AA photoFifteen villagers from the village of Tatar in the Central Anatolian province of Sivas, who had protested against security forces in order to prevent their spring water from being diverted elsewhere, have been released.
Their release comes after a protocol outlining the use of the water evenly among local villages was agreed upon.
The villagers of the Tatar, located in the Suşehri district of Sivas, hit headlines with images showing them targeted on Oct. 1 by gendarmerie forces using tear gas and a pressurized water-cannon vehicle. They had been protesting attempts by a construction company to enter the village to divert a spring water source, which the villagers used for irrigation, and build a system to use the water as tap water in three close villages. Eskimeşe, Gökçekent, and Akıncı.
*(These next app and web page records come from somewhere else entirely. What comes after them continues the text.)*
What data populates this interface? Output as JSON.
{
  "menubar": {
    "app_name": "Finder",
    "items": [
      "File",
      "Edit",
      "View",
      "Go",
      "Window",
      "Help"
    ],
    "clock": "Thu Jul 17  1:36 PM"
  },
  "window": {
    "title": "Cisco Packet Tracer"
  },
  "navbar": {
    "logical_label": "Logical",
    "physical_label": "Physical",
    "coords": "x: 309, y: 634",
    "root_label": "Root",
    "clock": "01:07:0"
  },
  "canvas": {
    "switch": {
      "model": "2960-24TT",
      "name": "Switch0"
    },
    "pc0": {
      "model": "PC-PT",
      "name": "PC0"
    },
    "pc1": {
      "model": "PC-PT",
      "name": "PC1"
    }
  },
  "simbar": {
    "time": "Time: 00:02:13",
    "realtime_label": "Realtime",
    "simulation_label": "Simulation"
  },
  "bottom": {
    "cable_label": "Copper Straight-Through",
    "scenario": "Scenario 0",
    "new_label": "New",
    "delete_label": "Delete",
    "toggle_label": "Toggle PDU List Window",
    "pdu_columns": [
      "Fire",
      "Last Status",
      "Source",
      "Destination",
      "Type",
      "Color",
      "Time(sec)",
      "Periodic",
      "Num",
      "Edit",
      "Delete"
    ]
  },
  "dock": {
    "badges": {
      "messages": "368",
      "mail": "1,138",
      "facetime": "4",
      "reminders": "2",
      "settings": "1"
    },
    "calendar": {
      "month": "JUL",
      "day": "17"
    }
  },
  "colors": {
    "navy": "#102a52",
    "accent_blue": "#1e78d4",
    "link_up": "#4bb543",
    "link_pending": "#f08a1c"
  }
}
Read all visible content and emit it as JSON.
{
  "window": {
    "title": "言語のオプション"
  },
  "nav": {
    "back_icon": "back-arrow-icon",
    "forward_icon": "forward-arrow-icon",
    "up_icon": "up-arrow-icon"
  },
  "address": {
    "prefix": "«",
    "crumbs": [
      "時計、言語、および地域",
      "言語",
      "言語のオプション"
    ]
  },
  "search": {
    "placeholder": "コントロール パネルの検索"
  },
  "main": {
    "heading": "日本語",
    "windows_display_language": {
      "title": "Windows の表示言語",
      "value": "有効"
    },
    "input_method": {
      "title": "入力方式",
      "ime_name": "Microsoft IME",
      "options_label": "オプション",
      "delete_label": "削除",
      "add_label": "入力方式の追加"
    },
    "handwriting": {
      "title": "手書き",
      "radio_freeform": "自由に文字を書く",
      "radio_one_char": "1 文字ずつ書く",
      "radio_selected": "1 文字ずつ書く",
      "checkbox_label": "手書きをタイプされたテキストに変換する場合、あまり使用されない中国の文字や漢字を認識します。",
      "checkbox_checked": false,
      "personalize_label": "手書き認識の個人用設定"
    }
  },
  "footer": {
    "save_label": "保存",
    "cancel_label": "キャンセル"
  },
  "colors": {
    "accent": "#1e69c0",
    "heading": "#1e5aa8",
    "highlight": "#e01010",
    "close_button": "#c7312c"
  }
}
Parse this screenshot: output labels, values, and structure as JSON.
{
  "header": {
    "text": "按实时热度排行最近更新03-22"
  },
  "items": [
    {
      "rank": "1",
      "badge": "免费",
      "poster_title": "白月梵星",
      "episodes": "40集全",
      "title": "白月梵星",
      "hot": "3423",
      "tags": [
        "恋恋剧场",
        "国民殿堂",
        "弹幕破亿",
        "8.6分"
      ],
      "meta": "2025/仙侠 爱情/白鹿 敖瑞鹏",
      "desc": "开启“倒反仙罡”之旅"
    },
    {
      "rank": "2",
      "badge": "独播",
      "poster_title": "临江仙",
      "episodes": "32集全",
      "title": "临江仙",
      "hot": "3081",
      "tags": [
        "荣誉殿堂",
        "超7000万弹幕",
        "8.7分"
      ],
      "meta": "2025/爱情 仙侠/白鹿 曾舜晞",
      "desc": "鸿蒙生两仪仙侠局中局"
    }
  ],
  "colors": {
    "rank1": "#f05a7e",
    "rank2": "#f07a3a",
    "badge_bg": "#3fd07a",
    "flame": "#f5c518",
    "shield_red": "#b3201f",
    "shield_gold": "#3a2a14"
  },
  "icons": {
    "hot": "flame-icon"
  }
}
Fifteen were detained for resisting the state’s security forces, while one gendarmerie soldier and three civilians were reported wounded.
A local court has since decided for their release, while a common protocol on determining the use of the water source was reached and undersigned by the heads of the four villages and Suşehri District Governor Kadir Perçi.
According to the agreement, a measure of the water removed from the source will be left for the use of Tatar villagers, while the rest will be used in a closed tap water system.
Yaşar Demir, the head of the Tatar Village Association, who returned after the incidents to the village from Istanbul, where he lives, said the locals were satisfied with the agreement.
“We have a relationship with the other villages. There has been reconciliation and we are good now. We hope there will be no further problems. We have achieved what we wanted,” Demir said.
Kıymet Daş, a 55-year-old villager who had bravely laid on the ground in front of the gendarmerie forces on Oct. 1 to prevent them crossing through Tatar, was among the 15 released on Oct. 4. She said she had taken on the security forces despite knowing she was not strong enough to resist alone.
“I was not expecting such an intervention. I never thought they would come at us with tear gas. Such incidents happen in big cities, I did not expect to happen in villages. I would have not laid down there if I had known,” said Daş, adding that she was a renal patient and did not want to give up the clean water she drank.
Villagers had halted the construction back in April by blocking the road to heavy-duty vehicles. The construction company returned in early October, this time with a gendarmerie escort.